Died November 14
By: Legacy Staff
8 months ago
Gwen Ifill was the first African American woman to host a nationally televised U.S. public affairs program with Washington Week in Review. Ifill was also a co-anchor on the PBS NewsHour. She authored the best-selling book "The Breakthrough: Politics and Race in the Age of Obama." Ifill moderated the 2004 and the 2008 vice-presidential debates and received high praise for her performance. We remember her life today as well as the lives of other notable people who died this day in history.
2016: Gwen Ifill, U.S. television journalist who hosted Washington Week in Review, dies from cancer at 61.
2014: Jane Byrne, U.S. politician who was the first female mayor of Chicago, serving from 1979 to 1983, dies at 81.
Byrne, who remains Chicago's only female mayor, was branded with nicknames such as Calamity Jane as she speedily fired and hired people in such top jobs as police superintendent and press secretary. "It was chaos," Byrne herself acknowledged in a 2004 Chicago Tribune story, attributing many of the problems to her wresting power from the old-boy Democratic machine that had ruled the city for decades. "Like the spaghetti in a pressure cooker, it was all over the ceiling." Read more
2014: Glen A. Larson, U.S. writer and producer who created TV shows including "Battlestar Galactica" and "Knight Rider," dies of esophageal cancer at 77.
He also co-composed the theme songs for some of his hits, including the frequently sampled tune from "Knight Rider" and the orchestral music behind "Battlestar Galactica," his son said. "He was sort of an icon," James Larson said. "There are a lot of interesting things like that." Glen Larson was nominated three times for an Emmy, once for a Grammy for the original score of "Battlestar Galactica," and received a star on the Hollywood Walk of Fame in 1985. Read more
2003: Gene Anthony Ray, U.S. actor, dancer and choreographer who played dancer Leroy Johnson in the movie "Fame" and on the TV series based on the film, dies of a stroke at 41.
2002: Eddie Bracken, U.S. actor whose films include "The Miracle of Morgan's Creek" and "Hail the Conquering Hero," dies of surgical complications at 87.
2000: Robert Trout, U.S. broadcast news journalist who reported on World War II, dies at 91.
1996: Cardinal Joseph Bernardin, archbishop of Chicago from 1982 until 1996, dies at 68.

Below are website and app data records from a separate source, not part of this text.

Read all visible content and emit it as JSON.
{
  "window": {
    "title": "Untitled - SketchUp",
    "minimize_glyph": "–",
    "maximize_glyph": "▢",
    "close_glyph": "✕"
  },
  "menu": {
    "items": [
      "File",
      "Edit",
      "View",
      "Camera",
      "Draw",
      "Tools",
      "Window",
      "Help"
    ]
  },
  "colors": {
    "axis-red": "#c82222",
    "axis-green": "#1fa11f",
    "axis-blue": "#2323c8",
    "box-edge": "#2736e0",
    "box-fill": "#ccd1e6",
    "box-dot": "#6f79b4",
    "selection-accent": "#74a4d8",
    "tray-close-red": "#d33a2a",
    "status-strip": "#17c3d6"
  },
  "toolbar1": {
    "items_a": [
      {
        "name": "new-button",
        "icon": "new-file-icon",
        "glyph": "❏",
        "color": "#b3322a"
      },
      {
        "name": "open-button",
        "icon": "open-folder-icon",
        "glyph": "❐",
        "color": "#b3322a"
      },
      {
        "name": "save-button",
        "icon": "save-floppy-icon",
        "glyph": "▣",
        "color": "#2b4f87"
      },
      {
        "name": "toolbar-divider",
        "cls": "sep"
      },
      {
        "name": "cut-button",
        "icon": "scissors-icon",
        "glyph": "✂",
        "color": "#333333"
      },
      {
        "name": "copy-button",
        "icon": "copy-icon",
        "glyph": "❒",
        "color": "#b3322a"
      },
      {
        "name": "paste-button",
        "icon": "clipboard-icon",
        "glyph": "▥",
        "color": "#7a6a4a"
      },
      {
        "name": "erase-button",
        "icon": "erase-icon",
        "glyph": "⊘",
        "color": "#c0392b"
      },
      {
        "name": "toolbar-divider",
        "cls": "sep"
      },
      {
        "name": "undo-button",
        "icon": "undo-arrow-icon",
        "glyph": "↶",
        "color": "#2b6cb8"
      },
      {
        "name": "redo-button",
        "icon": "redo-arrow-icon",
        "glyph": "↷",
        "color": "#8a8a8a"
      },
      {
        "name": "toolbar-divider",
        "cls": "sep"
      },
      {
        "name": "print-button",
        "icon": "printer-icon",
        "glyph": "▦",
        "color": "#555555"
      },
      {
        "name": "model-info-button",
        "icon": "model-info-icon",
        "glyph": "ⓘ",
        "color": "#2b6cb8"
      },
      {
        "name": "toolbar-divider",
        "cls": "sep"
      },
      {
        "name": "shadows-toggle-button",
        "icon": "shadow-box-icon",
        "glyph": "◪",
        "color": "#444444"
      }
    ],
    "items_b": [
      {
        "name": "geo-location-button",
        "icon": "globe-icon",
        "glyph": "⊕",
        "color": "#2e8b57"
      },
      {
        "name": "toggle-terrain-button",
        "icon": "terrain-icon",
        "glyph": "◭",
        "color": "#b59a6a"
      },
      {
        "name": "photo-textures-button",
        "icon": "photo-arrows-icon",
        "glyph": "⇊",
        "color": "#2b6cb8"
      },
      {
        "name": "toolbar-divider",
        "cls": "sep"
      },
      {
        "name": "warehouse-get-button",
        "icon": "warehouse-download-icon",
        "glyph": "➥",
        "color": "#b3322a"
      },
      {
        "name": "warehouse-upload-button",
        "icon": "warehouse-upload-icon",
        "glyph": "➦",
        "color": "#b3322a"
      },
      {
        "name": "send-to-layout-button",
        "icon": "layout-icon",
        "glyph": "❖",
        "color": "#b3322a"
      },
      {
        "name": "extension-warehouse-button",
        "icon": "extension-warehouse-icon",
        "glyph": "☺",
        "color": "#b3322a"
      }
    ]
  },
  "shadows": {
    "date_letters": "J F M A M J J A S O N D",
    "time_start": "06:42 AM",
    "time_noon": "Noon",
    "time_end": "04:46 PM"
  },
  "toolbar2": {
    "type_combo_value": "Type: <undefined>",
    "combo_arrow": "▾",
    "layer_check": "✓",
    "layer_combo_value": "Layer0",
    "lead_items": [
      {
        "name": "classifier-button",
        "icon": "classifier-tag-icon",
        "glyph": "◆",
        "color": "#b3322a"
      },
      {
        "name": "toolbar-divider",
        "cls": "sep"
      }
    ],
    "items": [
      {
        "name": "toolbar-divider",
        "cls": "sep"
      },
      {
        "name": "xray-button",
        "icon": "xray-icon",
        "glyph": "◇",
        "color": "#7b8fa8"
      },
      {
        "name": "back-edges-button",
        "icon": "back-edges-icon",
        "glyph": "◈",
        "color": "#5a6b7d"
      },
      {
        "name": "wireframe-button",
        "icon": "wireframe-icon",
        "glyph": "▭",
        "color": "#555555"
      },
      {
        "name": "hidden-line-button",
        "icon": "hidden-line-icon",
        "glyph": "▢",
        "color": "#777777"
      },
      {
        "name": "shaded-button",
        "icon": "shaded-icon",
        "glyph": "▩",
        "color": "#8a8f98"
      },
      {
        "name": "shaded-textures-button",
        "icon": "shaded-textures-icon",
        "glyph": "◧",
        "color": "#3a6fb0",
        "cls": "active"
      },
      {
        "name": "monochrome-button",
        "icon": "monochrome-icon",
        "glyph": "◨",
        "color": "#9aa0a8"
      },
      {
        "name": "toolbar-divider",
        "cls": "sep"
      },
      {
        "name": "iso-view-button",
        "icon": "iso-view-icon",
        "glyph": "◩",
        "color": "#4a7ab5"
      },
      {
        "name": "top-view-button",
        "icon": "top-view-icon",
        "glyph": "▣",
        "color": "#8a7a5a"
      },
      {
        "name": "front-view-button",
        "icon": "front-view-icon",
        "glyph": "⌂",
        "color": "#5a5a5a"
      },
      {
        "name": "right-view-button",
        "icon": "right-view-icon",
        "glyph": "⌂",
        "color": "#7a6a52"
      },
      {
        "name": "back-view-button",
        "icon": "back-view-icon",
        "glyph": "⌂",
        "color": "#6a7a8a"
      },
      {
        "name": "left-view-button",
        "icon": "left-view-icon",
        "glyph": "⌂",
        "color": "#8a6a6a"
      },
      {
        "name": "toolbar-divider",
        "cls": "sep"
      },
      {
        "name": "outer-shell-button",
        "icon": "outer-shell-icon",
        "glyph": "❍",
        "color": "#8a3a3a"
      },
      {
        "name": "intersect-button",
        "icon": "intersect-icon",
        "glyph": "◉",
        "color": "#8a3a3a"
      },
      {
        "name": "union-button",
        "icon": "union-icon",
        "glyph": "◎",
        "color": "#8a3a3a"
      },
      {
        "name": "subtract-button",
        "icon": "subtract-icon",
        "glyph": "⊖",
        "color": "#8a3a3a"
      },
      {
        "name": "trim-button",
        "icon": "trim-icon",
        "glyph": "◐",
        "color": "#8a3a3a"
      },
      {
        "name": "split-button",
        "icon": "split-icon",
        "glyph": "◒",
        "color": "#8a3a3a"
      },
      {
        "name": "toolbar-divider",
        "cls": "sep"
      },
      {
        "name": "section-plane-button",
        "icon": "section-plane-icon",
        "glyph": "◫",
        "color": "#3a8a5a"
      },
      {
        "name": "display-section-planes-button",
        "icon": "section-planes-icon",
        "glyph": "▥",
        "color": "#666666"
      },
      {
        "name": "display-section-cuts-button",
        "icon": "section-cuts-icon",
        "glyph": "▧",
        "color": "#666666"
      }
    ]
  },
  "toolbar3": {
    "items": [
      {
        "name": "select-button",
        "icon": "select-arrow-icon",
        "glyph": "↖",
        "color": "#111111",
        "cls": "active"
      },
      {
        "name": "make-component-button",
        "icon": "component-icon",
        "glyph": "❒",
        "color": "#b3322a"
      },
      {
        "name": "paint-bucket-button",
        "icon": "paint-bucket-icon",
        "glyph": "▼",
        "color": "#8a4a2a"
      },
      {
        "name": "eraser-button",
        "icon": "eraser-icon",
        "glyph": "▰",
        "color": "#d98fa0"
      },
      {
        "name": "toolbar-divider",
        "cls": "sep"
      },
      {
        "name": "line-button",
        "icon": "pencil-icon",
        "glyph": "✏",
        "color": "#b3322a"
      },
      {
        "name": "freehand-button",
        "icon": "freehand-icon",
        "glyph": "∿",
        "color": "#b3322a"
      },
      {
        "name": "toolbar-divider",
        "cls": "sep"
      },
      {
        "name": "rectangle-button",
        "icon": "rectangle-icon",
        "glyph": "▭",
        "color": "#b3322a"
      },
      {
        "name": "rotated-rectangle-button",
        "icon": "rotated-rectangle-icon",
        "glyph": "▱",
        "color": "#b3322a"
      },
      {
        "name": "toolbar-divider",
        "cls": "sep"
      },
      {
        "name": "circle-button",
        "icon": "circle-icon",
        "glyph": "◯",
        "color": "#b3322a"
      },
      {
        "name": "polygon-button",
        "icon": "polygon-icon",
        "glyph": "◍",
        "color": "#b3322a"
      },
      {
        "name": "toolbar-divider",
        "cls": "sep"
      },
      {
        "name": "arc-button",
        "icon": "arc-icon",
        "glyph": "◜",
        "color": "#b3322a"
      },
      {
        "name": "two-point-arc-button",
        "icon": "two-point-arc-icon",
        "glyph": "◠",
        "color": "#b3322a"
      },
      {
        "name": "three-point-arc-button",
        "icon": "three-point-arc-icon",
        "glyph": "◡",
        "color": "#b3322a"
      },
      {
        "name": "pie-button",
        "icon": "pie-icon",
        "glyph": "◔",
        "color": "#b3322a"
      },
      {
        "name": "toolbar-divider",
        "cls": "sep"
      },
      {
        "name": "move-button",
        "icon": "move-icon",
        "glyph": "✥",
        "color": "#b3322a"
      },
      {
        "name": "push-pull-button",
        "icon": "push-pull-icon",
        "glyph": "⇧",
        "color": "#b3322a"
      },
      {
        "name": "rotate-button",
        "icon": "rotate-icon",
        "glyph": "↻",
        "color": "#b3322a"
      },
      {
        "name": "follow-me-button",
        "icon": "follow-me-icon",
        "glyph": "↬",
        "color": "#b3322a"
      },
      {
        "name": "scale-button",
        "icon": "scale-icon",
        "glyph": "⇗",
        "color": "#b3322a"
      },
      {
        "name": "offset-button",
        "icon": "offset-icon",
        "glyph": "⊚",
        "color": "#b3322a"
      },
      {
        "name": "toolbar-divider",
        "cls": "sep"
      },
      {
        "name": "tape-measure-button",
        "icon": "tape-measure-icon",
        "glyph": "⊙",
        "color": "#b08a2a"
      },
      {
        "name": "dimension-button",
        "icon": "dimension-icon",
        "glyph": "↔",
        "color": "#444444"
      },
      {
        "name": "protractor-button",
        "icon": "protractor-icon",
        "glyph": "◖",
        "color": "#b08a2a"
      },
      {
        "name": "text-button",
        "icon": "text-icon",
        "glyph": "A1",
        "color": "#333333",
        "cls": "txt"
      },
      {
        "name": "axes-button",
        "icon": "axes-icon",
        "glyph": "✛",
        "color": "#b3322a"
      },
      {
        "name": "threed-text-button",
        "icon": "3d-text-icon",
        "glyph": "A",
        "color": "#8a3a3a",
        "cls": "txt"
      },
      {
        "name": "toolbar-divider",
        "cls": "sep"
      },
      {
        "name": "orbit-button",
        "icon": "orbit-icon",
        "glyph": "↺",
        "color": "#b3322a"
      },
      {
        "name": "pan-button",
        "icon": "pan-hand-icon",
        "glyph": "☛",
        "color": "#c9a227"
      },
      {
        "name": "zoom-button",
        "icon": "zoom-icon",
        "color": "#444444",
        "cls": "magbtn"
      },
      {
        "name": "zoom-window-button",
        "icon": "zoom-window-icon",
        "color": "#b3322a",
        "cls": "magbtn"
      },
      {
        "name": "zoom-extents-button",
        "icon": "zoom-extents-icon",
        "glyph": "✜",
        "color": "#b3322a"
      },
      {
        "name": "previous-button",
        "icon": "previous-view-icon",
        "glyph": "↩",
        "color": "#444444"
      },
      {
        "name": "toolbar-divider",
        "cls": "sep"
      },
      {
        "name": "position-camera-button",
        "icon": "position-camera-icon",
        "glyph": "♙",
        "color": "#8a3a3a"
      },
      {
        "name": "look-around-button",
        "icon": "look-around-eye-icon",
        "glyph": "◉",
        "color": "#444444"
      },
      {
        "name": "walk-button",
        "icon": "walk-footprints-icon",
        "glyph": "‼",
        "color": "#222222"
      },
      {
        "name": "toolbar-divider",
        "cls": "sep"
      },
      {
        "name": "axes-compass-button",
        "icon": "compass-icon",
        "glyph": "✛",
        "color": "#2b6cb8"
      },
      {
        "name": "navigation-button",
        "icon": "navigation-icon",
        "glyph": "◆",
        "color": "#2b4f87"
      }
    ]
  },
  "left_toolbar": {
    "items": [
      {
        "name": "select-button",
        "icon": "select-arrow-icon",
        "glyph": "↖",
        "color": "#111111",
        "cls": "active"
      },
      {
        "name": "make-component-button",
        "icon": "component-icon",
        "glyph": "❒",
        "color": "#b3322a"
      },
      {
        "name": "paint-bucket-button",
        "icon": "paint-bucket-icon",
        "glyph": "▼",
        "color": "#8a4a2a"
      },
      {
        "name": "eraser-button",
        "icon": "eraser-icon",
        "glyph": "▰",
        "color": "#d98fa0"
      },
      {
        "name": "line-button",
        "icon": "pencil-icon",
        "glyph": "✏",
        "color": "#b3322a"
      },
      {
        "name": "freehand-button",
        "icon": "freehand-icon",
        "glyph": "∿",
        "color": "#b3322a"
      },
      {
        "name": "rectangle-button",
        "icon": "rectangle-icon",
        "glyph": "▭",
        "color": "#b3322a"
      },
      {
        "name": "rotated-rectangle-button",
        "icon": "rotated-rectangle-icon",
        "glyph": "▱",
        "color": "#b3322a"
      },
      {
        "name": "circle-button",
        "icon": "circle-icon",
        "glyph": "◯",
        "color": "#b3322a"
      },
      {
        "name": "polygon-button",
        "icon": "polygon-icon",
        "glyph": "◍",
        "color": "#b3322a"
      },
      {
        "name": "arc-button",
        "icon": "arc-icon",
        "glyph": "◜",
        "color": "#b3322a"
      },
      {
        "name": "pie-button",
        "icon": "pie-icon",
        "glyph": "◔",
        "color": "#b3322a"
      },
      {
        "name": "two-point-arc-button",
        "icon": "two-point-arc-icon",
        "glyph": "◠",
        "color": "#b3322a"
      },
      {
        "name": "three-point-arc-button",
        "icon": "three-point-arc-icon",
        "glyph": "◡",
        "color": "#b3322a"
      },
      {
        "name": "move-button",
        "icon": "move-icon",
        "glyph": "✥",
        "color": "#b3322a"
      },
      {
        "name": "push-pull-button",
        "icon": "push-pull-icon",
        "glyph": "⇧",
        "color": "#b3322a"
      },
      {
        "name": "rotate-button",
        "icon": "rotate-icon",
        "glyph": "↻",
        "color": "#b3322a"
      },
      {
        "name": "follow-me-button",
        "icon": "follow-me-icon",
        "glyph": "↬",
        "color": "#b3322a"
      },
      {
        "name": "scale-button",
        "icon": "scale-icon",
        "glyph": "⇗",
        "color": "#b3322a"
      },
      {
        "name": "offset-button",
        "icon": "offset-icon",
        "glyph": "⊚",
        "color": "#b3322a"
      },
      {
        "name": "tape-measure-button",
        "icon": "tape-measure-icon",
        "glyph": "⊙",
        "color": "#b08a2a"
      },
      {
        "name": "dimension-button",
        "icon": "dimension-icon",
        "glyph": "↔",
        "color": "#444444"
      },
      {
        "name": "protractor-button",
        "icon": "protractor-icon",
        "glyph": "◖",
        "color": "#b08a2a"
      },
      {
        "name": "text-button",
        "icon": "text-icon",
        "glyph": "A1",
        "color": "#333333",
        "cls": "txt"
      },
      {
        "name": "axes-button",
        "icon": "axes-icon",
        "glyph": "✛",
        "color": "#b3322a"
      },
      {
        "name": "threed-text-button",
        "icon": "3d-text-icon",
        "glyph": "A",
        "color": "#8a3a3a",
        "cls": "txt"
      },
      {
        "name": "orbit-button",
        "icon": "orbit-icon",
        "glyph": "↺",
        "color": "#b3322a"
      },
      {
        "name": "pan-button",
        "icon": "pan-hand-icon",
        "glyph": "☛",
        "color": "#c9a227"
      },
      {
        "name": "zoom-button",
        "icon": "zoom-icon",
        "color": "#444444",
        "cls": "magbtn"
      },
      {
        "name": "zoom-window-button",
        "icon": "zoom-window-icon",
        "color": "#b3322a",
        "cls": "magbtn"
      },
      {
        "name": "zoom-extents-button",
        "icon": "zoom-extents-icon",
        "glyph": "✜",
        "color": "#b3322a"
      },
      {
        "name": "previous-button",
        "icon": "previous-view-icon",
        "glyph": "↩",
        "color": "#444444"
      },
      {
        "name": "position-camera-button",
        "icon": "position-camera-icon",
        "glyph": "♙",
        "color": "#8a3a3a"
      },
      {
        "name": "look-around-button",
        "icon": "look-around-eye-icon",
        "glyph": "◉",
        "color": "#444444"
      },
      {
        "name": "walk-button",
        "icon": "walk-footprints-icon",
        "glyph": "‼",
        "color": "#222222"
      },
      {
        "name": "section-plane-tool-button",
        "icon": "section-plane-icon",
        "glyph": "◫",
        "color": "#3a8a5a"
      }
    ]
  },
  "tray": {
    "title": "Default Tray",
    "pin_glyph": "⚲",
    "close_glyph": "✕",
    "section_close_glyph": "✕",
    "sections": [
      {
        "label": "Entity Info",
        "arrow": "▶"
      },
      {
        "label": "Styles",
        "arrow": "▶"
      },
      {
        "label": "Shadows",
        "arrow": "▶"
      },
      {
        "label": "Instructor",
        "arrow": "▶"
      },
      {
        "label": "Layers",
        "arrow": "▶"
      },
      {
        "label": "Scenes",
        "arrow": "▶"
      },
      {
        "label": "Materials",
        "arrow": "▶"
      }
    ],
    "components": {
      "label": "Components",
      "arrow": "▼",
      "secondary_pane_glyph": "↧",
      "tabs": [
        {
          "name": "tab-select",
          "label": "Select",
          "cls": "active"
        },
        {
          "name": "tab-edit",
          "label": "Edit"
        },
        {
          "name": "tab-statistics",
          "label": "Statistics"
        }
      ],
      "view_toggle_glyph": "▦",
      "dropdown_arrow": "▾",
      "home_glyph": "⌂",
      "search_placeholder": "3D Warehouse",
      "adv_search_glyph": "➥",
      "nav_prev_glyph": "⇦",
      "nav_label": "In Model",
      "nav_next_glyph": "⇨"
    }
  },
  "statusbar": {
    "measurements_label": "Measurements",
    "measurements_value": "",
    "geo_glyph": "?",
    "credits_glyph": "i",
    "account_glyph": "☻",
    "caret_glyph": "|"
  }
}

1996: Virginia Cherrill, Illinois-born U.S. actress who played the blind flower girl in Charlie Chaplin's film "City Lights," dies at 88.
1995: Jack Finney, U.S. author of science fiction and thrillers including "The Body Snatchers," dies of pneumonia at 84.
1994: Tom Villard, U.S. actor known for his leading role on the television series "We Got It Made," dies at 40.
1992: George Adams, U.S. jazz tenor saxophonist and flutist whose albums include "Changes One" and "Changes Two" with Charles Mingus, dies at 52.
1991: Cecil A. "Tony" Richardson, British director and producer who won the 1964 Academy Award for best director for his film Tom Jones, dies of AIDS at 63.
Though Tony Richardson's marriage to Vanessa Redgrave lasted only five years, it produced two children who would follow in the family's famous footsteps: actresses Natasha Richardson (Tony Award winner for the Broadway revival of "Cabaret" and star of films like "Gothic," "The Handmaid's Tale," "Nell," "Widows' Peak," and "The Parent Trap" with Lindsay Lohan) and Joely Richardson (known for her work on television in "Nip/Tuck" and "The Tudors" and for appearing as the younger Elizabeth I in "Anonymous" – with her mother playing the queen in her older years – and in the American adaptation of "The Girl With the Dragon Tattoo." Through his marriage (albeit short-lived), his daughters, and his many films featuring his famous family and family-in-law, Richardson will be forever linked to the Redgraves. Read more
1974: Johnny Mack Brown, U.S. college football star and actor whose films include "A Lawman Is Born," "Gun Smoke," and "Stampede," dies at 70.
1965: Russell Collins, U.S. actor whose films include "Niagara," "Close Up," and "Shockproof," dies at 68.
1915: Booker T. Washington, African-American educator, author, and adviser to U.S. presidents, dies at 59.